The situation at nearby Pace Picnic Island is even worse. It’s bigger and attracts even more boaters — and a lot more debris.

The island’s 15 garbage cans were exploding with trash after a long holiday weekend.

“In another two hours the tide is going to go up another foot, two feet and all that trash is going to be underwater,” Doebler says.

How often does the island look this trashed?

“Every day,” says jet ski operator Catherine Fraser.

Both Willis Island and Pace Picnic Island have been deeded to the City of Miami by the state and are managed the city’s parks and rec department. But, surprisingly, the garbage cans on the island are only emptied once a week by a contracted service company that only visits the island on Tuesdays. By Wednesday the trash cans are already full and there won’t another pick-up for a week.

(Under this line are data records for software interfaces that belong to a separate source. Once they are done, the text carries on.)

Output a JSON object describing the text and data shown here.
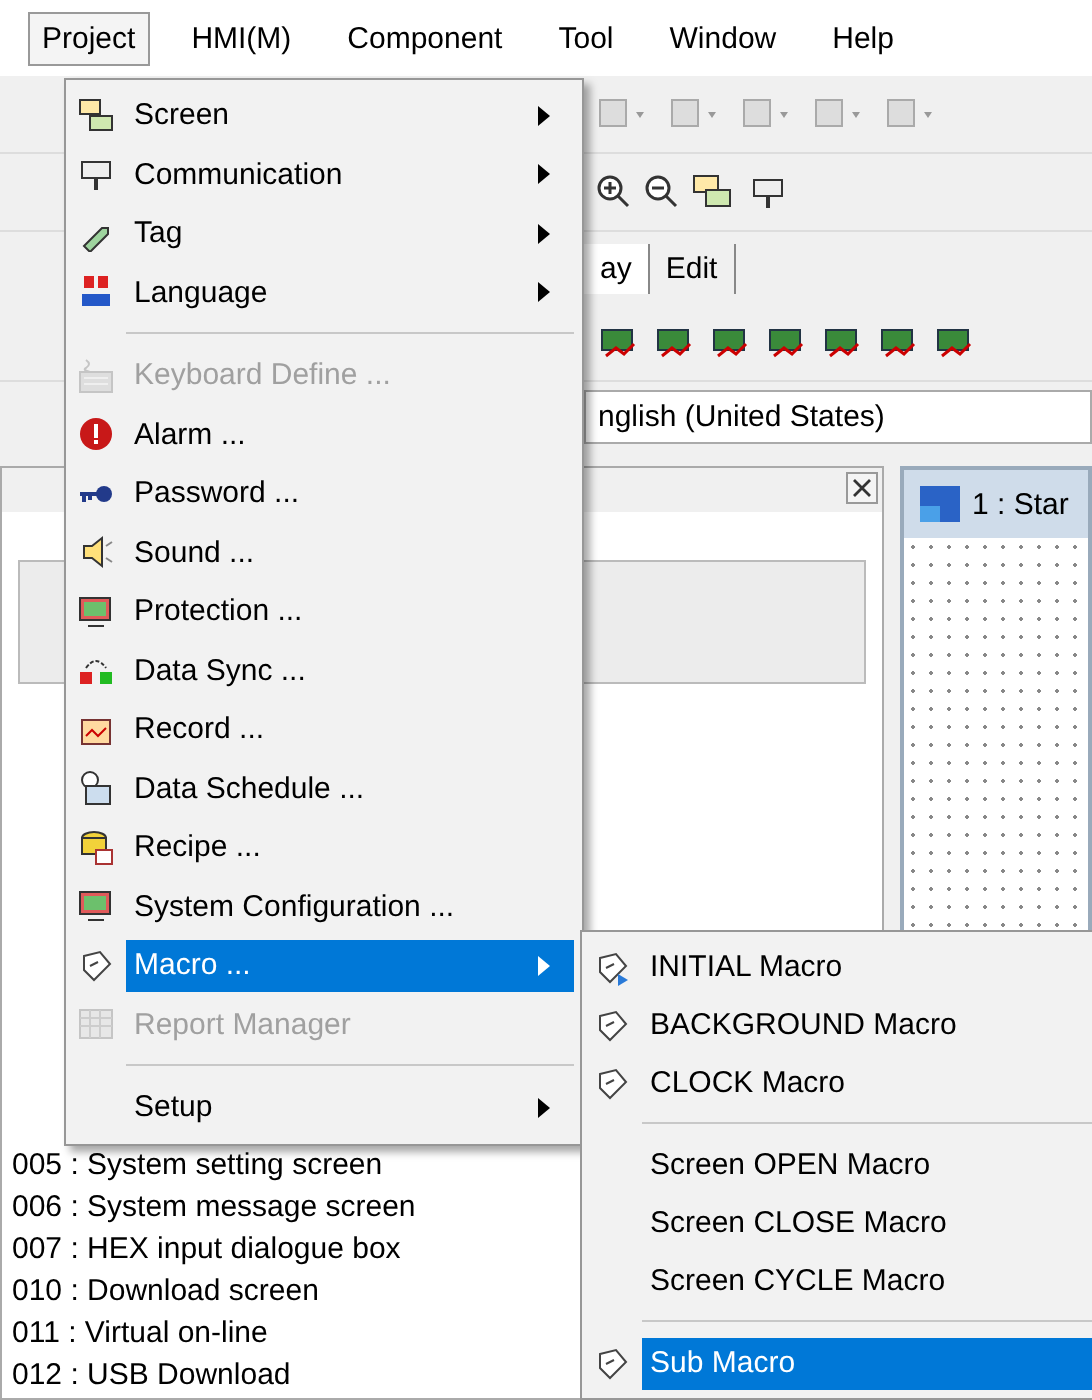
{
  "menubar": [
    {
      "label": "Project",
      "selected": true
    },
    {
      "label": "HMI(M)",
      "selected": false
    },
    {
      "label": "Component",
      "selected": false
    },
    {
      "label": "Tool",
      "selected": false
    },
    {
      "label": "Window",
      "selected": false
    },
    {
      "label": "Help",
      "selected": false
    }
  ],
  "tabs": [
    {
      "label": "ay",
      "selected": true
    },
    {
      "label": "Edit",
      "selected": false
    }
  ],
  "language_field": {
    "value": "nglish (United States)"
  },
  "screen_window": {
    "title": "1 : Star"
  },
  "screen_list": [
    "005 : System setting screen",
    "006 : System message screen",
    "007 : HEX input dialogue box",
    "010 : Download screen",
    "011 : Virtual on-line",
    "012 : USB Download"
  ],
  "menu": [
    {
      "kind": "item",
      "label": "Screen",
      "submenu": true,
      "disabled": false,
      "selected": false
    },
    {
      "kind": "item",
      "label": "Communication",
      "submenu": true,
      "disabled": false,
      "selected": false
    },
    {
      "kind": "item",
      "label": "Tag",
      "submenu": true,
      "disabled": false,
      "selected": false
    },
    {
      "kind": "item",
      "label": "Language",
      "submenu": true,
      "disabled": false,
      "selected": false
    },
    {
      "kind": "separator"
    },
    {
      "kind": "item",
      "label": "Keyboard Define ...",
      "submenu": false,
      "disabled": true,
      "selected": false
    },
    {
      "kind": "item",
      "label": "Alarm ...",
      "submenu": false,
      "disabled": false,
      "selected": false
    },
    {
      "kind": "item",
      "label": "Password ...",
      "submenu": false,
      "disabled": false,
      "selected": false
    },
    {
      "kind": "item",
      "label": "Sound ...",
      "submenu": false,
      "disabled": false,
      "selected": false
    },
    {
      "kind": "item",
      "label": "Protection ...",
      "submenu": false,
      "disabled": false,
      "selected": false
    },
    {
      "kind": "item",
      "label": "Data Sync ...",
      "submenu": false,
      "disabled": false,
      "selected": false
    },
    {
      "kind": "item",
      "label": "Record ...",
      "submenu": false,
      "disabled": false,
      "selected": false
    },
    {
      "kind": "item",
      "label": "Data Schedule ...",
      "submenu": false,
      "disabled": false,
      "selected": false
    },
    {
      "kind": "item",
      "label": "Recipe ...",
      "submenu": false,
      "disabled": false,
      "selected": false
    },
    {
      "kind": "item",
      "label": "System Configuration ...",
      "submenu": false,
      "disabled": false,
      "selected": false
    },
    {
      "kind": "item",
      "label": "Macro ...",
      "submenu": true,
      "disabled": false,
      "selected": true
    },
    {
      "kind": "item",
      "label": "Report Manager",
      "submenu": false,
      "disabled": true,
      "selected": false
    },
    {
      "kind": "separator"
    },
    {
      "kind": "item",
      "label": "Setup",
      "submenu": true,
      "disabled": false,
      "selected": false
    }
  ],
  "submenu": [
    {
      "kind": "item",
      "label": "INITIAL Macro",
      "selected": false
    },
    {
      "kind": "item",
      "label": "BACKGROUND Macro",
      "selected": false
    },
    {
      "kind": "item",
      "label": "CLOCK Macro",
      "selected": false
    },
    {
      "kind": "separator"
    },
    {
      "kind": "item",
      "label": "Screen OPEN Macro",
      "selected": false
    },
    {
      "kind": "item",
      "label": "Screen CLOSE Macro",
      "selected": false
    },
    {
      "kind": "item",
      "label": "Screen CYCLE Macro",
      "selected": false
    },
    {
      "kind": "separator"
    },
    {
      "kind": "item",
      "label": "Sub Macro",
      "selected": true
    }
  ]
}
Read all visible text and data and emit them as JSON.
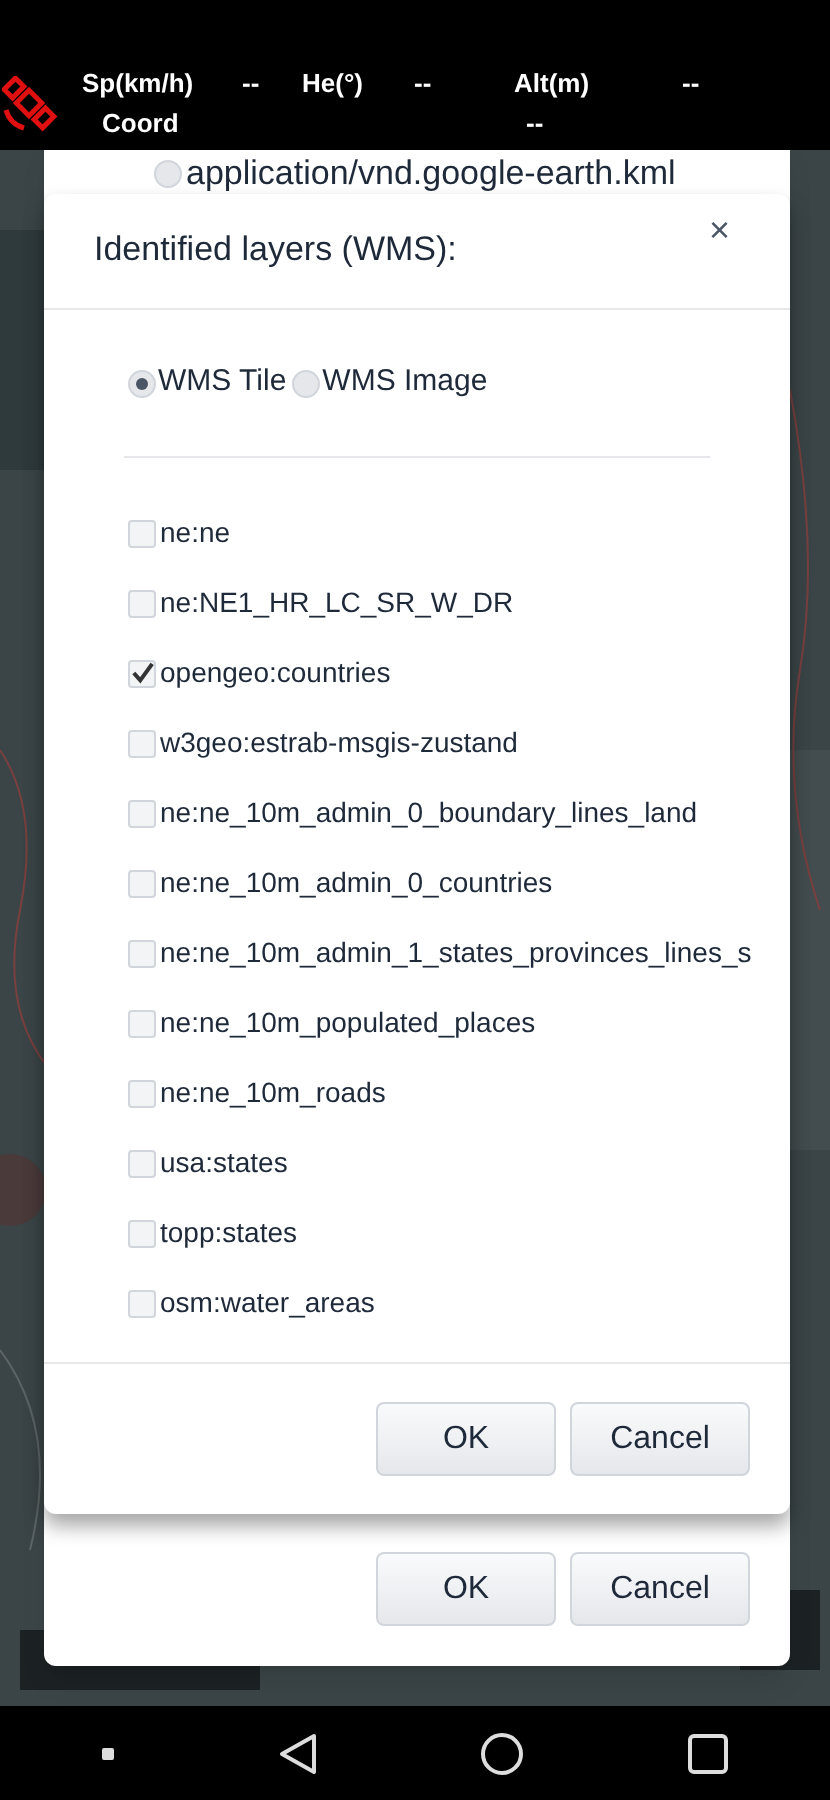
{
  "header": {
    "cells": [
      {
        "label": "Sp(km/h)",
        "value": "--"
      },
      {
        "label": "He(°)",
        "value": "--"
      },
      {
        "label": "Alt(m)",
        "value": "--"
      }
    ],
    "coord": {
      "label": "Coord",
      "value": "--"
    }
  },
  "back_dialog": {
    "option": {
      "label": "application/vnd.google-earth.kml",
      "selected": false
    },
    "buttons": [
      "OK",
      "Cancel"
    ]
  },
  "dialog": {
    "title": "Identified layers (WMS):",
    "close": "×",
    "modes": [
      {
        "label": "WMS Tile",
        "selected": true
      },
      {
        "label": "WMS Image",
        "selected": false
      }
    ],
    "layers": [
      {
        "label": "ne:ne",
        "checked": false
      },
      {
        "label": "ne:NE1_HR_LC_SR_W_DR",
        "checked": false
      },
      {
        "label": "opengeo:countries",
        "checked": true
      },
      {
        "label": "w3geo:estrab-msgis-zustand",
        "checked": false
      },
      {
        "label": "ne:ne_10m_admin_0_boundary_lines_land",
        "checked": false
      },
      {
        "label": "ne:ne_10m_admin_0_countries",
        "checked": false
      },
      {
        "label": "ne:ne_10m_admin_1_states_provinces_lines_s",
        "checked": false
      },
      {
        "label": "ne:ne_10m_populated_places",
        "checked": false
      },
      {
        "label": "ne:ne_10m_roads",
        "checked": false
      },
      {
        "label": "usa:states",
        "checked": false
      },
      {
        "label": "topp:states",
        "checked": false
      },
      {
        "label": "osm:water_areas",
        "checked": false
      }
    ],
    "buttons": [
      "OK",
      "Cancel"
    ]
  }
}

“People come here every day,” boater Wilson Marreira says. “They’re supposed to clean here every day. It’s crazy.”

It might sound crazy. But the signs say otherwise, clearly stating that visitors must pack out all their trash, leftover food and litter.

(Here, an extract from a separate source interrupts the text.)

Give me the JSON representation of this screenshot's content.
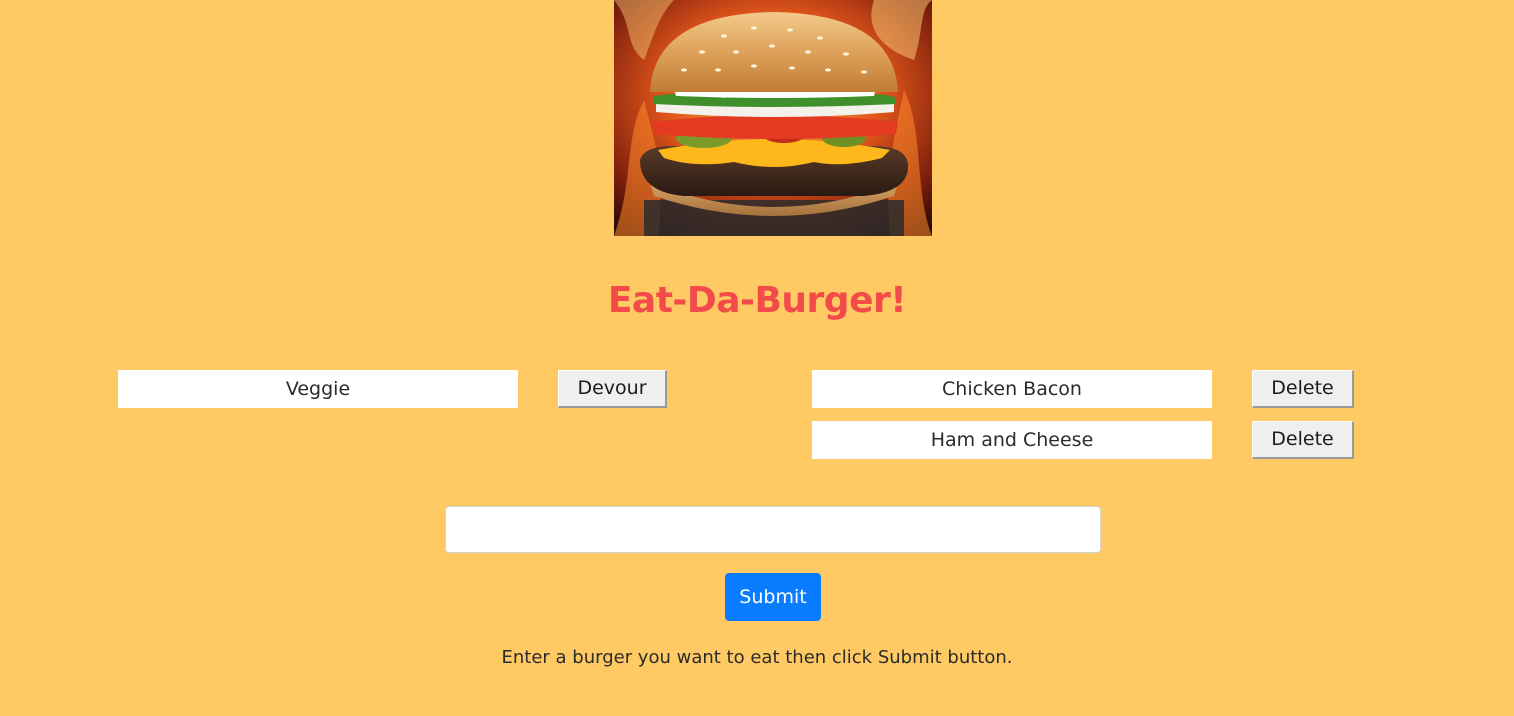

Many don’t.

“No one’s going to read a little sign,” Doebler says. “They come out here to enjoy Biscayne Bay and then they see trash cans all around. What do you want people to do? You put out a trash can, they’re going to use the trash can.”

[ALSO SEE: Artist hopes her work of trash inspires us to stop using plastic]

The City of Miami says addressing this problem is a top priority and is collaborating with the county and its new Chief Bay Officer, Irela Bague, to tackle the issue. Short term, the city is planning to soon add another trash pickup day on the islands. But the load so overwhelming, Doebler feels it still won’t be enough.

“What we really should be doing is focusing on a pack it out strategy,” he says, “where people bring all this stuff out on their boats, pack it back in, and dispose of it when you’re on land.”

But will it work?

He tries to engage some of the people on the island to help pick up the trash before the tide comes in and sweeps it up into the bay. It’s a test. Will the people comply if the trash cans are removed and will then must take their trash home with them?

Some do.

“I think I would do it.” Fraser says, “I would do it.”

But the concern is that too many won’t, and it will just leave their mess for someone else to pick up.

“The easiest thing is to pack it out,” Schoenwald says. “We shouldn’t be relying on volunteers to clean up after people who enjoy the islands. It should be a shared responsibility amongst people who are coming and bringing the trash in the first place.”

Bague says “the boating community must take responsibility and treat Biscayne Bay and the spoil islands the same as they would their backyard.”

What’s more, if the short-term fix doesn’t work, and the trashing of the islands continues, both the city and the county are seriously considering limiting the use of the islands to only passive recreation like kayaking, paddling and swimming — banning all motor boaters and jet skiers from using the islands.

The choice is all of ours to make.

To get more info about local volunteer cleanup events, click here.

And let us know what you think. Click here to send us your story ideas for “Don’t Trash Our Treasure” or to share a comment or question with Louis Aguirre.

About the Author:

Louis Aguirre is an Emmy-award winning journalist who anchors weekday newscasts and serves as WPLG Local 10’s Environmental Advocate.